Customer Service | Help | FAQ | PEP-Easy | Report a Data Error | About
Tip: To zoom in or out on PEP-Web…

PEP-Web Tip of the Day

Are you having difficulty reading an article due its font size?  In order to make the content on PEP-Web larger (zoom in), press Ctrl (on Windows) or ⌘Command (on the Mac) and the plus sign (+).  Press Ctrl (on Windows) or ⌘Command (on the Mac) and the minus sign (-) to make the content smaller (zoom out).   To go back to 100% size (normal size), press Ctrl (⌘Command  on the Mac) + 0 (the number 0).

Another way on Windows: Hold the Ctrl key and scroll the mouse wheel up or down to zoom in and out (respectively) of the webpage. Laptop users may use two fingers and separate them or bring them together while pressing the mouse track pad.

Safari users: You can also improve the readability of you browser when using Safari, with the Reader Mode: Go to PEP-Web. Right-click the URL box and select Settings for This Website, or go to Safari > Settings for This Website. A large pop-up will appear underneath the URL box. Look for the header that reads, “When visiting this website.” If you want Reader mode to always work on this site, check the box for “Use Reader when available.”

For the complete list of tips, see PEP-Web Tips on the PEP-Web support page.

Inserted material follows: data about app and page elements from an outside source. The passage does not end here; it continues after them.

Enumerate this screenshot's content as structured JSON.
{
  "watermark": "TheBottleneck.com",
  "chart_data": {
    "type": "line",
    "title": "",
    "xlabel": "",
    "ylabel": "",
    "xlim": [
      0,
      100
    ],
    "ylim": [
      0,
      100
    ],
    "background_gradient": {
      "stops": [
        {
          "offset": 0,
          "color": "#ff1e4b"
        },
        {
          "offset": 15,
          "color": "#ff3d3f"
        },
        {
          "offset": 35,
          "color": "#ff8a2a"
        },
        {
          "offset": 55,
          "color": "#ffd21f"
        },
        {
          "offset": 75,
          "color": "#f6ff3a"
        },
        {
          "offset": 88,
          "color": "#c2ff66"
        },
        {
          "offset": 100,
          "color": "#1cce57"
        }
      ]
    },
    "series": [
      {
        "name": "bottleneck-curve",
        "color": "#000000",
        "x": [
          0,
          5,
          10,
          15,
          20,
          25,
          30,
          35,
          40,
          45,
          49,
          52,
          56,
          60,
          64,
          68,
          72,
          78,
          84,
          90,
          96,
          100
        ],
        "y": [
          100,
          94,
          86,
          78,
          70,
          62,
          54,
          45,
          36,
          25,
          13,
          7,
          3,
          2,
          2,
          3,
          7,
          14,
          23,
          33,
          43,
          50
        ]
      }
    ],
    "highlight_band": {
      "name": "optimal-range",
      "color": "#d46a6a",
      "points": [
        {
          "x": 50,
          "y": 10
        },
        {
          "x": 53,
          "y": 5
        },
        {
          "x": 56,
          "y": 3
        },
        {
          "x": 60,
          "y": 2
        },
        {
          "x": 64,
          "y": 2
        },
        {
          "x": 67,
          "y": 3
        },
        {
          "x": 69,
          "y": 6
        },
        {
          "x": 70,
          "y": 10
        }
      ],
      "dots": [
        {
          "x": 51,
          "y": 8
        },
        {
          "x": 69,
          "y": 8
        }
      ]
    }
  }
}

Cooper, A.M. (1986). Chapter 3: Toward a Limited Definition of Psychic Trauma. The Reconstruction of Trauma: Its Significance in Clinical Work, 41-56.

Cooper, A.M. (1986). Chapter 3: Toward a Limited Definition of Psychic Trauma. The Reconstruction of Trauma: Its Significance in Clinical Work , 41-56

Chapter 3: Toward a Limited Definition of Psychic Trauma Book Information Previous Up Next

Arnold M. Cooper, M.D.

We live in a universe whose intellectual content, affective dispositions, and social arrangements are pervasively influenced by the history of two world wars, the Nazi Holocaust, the actuality of nuclear explosions, and the threat of nuclear annihilation. Historians may dispute whether our century is better or worse, more or less traumatic than others, in which life seemed nasty, brutish, and short, with death always imminent. In one respect, at least, our time is different from all preceding ones, for we perceive our man-made and natural disasters through the filter of one hundred years of psychoanalytic influence.

Before Freud, the interest in child rearing focused on the appropriate measures to help the child to grow to be moral and industrious, a good citizen who would carry on the tradition of his forefathers. Since Freud, we see the child as a relatively fragile, delicately balanced set of dynamic equilibria, and the task of child rearing has taken on two additional elements.

[This is a summary or excerpt from the full text of the book or article. The full text of the document is available to subscribers.]

Copyright © 2019, Psychoanalytic Electronic Publishing, ISSN 2472-6982 Customer Service | Help | FAQ | Download PEP Bibliography | Report a Data Error | About

WARNING! This text is printed for personal use. It is copyright to the journal in which it originally appeared. It is illegal to redistribute it in any form.